Every line from the one bearing "Parse this screenshot: output" through the last line of the entries should be printed exactly, with no other output.

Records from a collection
=== Begin Enclosure ===

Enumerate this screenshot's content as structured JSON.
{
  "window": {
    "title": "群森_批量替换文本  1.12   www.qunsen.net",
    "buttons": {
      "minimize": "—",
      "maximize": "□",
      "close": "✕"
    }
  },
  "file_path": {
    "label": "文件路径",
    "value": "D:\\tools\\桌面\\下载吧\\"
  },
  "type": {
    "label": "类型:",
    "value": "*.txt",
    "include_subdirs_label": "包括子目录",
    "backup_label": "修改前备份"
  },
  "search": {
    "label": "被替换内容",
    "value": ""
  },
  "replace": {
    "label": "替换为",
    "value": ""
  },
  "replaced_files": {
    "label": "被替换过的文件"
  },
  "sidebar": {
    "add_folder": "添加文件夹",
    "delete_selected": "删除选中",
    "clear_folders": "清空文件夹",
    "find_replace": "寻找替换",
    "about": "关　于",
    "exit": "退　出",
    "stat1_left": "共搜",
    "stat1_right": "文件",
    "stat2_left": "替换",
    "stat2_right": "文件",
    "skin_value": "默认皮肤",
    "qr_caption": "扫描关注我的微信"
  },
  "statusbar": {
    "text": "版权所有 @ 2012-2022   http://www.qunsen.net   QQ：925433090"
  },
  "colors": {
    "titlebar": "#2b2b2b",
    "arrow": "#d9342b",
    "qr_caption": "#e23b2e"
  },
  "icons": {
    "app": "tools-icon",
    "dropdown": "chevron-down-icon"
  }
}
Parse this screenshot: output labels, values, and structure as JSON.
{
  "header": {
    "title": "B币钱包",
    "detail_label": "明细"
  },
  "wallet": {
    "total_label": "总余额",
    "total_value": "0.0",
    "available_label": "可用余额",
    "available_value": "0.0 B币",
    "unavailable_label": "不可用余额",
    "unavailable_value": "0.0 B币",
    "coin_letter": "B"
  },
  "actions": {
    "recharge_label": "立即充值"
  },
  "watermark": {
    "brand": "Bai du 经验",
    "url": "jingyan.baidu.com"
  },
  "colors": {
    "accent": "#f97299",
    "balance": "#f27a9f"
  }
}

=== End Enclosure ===

# WRITTEN RESPONSE
Parse this screenshot: output labels, values, and structure as JSON.
{
  "header": {
    "title": "B币钱包",
    "detail_label": "明细"
  },
  "wallet": {
    "total_label": "总余额",
    "total_value": "0.0",
    "available_label": "可用余额",
    "available_value": "0.0 B币",
    "unavailable_label": "不可用余额",
    "unavailable_value": "0.0 B币",
    "coin_letter": "B"
  },
  "actions": {
    "recharge_label": "立即充值"
  },
  "watermark": {
    "brand": "Bai du 经验",
    "url": "jingyan.baidu.com"
  },
  "colors": {
    "accent": "#f97299",
    "balance": "#f27a9f"
  }
}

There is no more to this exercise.